WORK ORDER -
Output all of the records exactly as written.

-.-.-

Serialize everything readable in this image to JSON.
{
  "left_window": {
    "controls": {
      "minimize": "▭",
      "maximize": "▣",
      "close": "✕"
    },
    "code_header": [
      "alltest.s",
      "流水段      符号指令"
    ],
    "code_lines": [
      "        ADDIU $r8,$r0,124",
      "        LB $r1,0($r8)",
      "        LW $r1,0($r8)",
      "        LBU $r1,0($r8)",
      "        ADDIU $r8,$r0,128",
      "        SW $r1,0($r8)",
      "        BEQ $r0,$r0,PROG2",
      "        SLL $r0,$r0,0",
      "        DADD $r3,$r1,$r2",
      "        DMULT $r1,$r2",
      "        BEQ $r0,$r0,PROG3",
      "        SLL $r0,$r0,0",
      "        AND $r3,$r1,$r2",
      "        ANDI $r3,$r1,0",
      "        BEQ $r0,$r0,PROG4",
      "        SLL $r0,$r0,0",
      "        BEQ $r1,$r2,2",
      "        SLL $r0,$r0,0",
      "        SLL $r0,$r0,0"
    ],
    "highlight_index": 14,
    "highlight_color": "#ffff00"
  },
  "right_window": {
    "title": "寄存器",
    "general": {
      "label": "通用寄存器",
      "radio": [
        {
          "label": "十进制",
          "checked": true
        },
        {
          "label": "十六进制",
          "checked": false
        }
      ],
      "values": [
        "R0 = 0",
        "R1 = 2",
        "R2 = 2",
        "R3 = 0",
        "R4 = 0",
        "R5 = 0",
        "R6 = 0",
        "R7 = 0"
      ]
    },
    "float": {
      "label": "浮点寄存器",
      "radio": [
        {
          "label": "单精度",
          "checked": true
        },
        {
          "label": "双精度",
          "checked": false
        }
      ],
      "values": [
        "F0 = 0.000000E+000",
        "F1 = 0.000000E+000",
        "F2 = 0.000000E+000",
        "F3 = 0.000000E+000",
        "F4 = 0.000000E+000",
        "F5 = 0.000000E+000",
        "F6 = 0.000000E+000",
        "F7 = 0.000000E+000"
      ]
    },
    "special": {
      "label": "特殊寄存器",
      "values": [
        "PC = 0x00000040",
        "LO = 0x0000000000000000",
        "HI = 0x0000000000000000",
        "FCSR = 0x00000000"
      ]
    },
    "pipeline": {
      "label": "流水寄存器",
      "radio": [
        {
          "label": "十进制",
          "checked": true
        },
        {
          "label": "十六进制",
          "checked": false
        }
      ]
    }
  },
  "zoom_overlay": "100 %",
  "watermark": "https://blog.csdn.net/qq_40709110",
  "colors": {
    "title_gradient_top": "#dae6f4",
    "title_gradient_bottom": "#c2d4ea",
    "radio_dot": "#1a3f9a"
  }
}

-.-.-

SOLUTION FOR THIS TASK -
Serialize everything readable in this image to JSON.
{
  "left_window": {
    "controls": {
      "minimize": "▭",
      "maximize": "▣",
      "close": "✕"
    },
    "code_header": [
      "alltest.s",
      "流水段      符号指令"
    ],
    "code_lines": [
      "        ADDIU $r8,$r0,124",
      "        LB $r1,0($r8)",
      "        LW $r1,0($r8)",
      "        LBU $r1,0($r8)",
      "        ADDIU $r8,$r0,128",
      "        SW $r1,0($r8)",
      "        BEQ $r0,$r0,PROG2",
      "        SLL $r0,$r0,0",
      "        DADD $r3,$r1,$r2",
      "        DMULT $r1,$r2",
      "        BEQ $r0,$r0,PROG3",
      "        SLL $r0,$r0,0",
      "        AND $r3,$r1,$r2",
      "        ANDI $r3,$r1,0",
      "        BEQ $r0,$r0,PROG4",
      "        SLL $r0,$r0,0",
      "        BEQ $r1,$r2,2",
      "        SLL $r0,$r0,0",
      "        SLL $r0,$r0,0"
    ],
    "highlight_index": 14,
    "highlight_color": "#ffff00"
  },
  "right_window": {
    "title": "寄存器",
    "general": {
      "label": "通用寄存器",
      "radio": [
        {
          "label": "十进制",
          "checked": true
        },
        {
          "label": "十六进制",
          "checked": false
        }
      ],
      "values": [
        "R0 = 0",
        "R1 = 2",
        "R2 = 2",
        "R3 = 0",
        "R4 = 0",
        "R5 = 0",
        "R6 = 0",
        "R7 = 0"
      ]
    },
    "float": {
      "label": "浮点寄存器",
      "radio": [
        {
          "label": "单精度",
          "checked": true
        },
        {
          "label": "双精度",
          "checked": false
        }
      ],
      "values": [
        "F0 = 0.000000E+000",
        "F1 = 0.000000E+000",
        "F2 = 0.000000E+000",
        "F3 = 0.000000E+000",
        "F4 = 0.000000E+000",
        "F5 = 0.000000E+000",
        "F6 = 0.000000E+000",
        "F7 = 0.000000E+000"
      ]
    },
    "special": {
      "label": "特殊寄存器",
      "values": [
        "PC = 0x00000040",
        "LO = 0x0000000000000000",
        "HI = 0x0000000000000000",
        "FCSR = 0x00000000"
      ]
    },
    "pipeline": {
      "label": "流水寄存器",
      "radio": [
        {
          "label": "十进制",
          "checked": true
        },
        {
          "label": "十六进制",
          "checked": false
        }
      ]
    }
  },
  "zoom_overlay": "100 %",
  "watermark": "https://blog.csdn.net/qq_40709110",
  "colors": {
    "title_gradient_top": "#dae6f4",
    "title_gradient_bottom": "#c2d4ea",
    "radio_dot": "#1a3f9a"
  }
}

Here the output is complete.